# Recorded information
= Beginning of Section =

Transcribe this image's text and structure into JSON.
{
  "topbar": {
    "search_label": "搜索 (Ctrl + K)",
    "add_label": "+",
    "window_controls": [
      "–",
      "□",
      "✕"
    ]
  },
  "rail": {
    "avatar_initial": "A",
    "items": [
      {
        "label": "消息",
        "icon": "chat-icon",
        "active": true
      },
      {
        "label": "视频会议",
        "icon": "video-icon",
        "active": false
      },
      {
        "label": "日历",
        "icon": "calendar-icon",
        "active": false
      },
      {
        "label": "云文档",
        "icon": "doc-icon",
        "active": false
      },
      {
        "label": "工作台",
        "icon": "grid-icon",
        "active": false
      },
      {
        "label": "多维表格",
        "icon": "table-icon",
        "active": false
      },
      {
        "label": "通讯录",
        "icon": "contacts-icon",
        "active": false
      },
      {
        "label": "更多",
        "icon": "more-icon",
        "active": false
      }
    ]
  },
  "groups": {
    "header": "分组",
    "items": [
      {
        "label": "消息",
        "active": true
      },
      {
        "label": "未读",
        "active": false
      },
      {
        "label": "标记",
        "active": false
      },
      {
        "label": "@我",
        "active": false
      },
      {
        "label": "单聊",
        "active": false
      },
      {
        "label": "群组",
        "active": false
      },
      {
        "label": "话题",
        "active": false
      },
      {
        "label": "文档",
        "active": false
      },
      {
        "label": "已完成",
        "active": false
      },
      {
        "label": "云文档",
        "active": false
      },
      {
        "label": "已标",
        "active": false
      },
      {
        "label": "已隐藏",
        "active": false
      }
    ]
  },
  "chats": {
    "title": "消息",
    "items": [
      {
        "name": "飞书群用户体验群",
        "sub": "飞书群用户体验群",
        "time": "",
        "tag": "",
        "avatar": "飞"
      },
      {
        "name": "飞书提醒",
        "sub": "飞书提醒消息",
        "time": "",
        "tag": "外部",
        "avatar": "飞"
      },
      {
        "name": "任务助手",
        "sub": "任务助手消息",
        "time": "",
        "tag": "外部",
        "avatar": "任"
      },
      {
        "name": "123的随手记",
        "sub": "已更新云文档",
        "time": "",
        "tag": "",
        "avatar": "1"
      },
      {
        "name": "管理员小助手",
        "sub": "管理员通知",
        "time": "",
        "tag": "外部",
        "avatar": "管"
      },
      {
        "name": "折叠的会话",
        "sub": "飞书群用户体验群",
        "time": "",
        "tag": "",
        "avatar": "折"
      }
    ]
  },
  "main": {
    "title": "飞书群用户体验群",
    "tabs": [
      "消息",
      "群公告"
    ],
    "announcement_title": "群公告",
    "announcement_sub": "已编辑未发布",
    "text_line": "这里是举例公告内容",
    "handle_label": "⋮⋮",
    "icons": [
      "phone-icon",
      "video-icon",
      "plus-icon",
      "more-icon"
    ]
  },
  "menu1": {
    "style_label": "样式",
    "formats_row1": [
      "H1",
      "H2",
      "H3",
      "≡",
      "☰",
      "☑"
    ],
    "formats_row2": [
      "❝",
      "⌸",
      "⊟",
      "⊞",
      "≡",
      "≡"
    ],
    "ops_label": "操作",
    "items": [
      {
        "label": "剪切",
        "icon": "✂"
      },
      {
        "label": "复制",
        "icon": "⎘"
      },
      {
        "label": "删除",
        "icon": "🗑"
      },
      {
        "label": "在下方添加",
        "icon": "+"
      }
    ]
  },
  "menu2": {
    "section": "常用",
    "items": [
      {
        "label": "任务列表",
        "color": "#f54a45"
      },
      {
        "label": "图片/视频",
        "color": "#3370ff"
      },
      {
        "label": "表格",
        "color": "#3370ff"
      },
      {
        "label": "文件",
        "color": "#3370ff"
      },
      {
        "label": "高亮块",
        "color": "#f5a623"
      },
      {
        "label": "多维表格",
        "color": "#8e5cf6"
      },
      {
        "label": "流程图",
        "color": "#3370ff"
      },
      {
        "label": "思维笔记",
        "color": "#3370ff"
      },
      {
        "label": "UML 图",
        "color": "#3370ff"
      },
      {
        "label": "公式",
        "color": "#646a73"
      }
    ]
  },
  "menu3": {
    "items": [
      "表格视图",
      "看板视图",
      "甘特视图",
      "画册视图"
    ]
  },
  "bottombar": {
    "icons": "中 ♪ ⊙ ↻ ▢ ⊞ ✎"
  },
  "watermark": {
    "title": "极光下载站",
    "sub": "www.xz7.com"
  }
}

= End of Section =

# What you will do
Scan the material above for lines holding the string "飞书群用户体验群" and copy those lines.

# Solution to this task
        "name": "飞书群用户体验群",
        "sub": "飞书群用户体验群",
        "sub": "飞书群用户体验群",
    "title": "飞书群用户体验群",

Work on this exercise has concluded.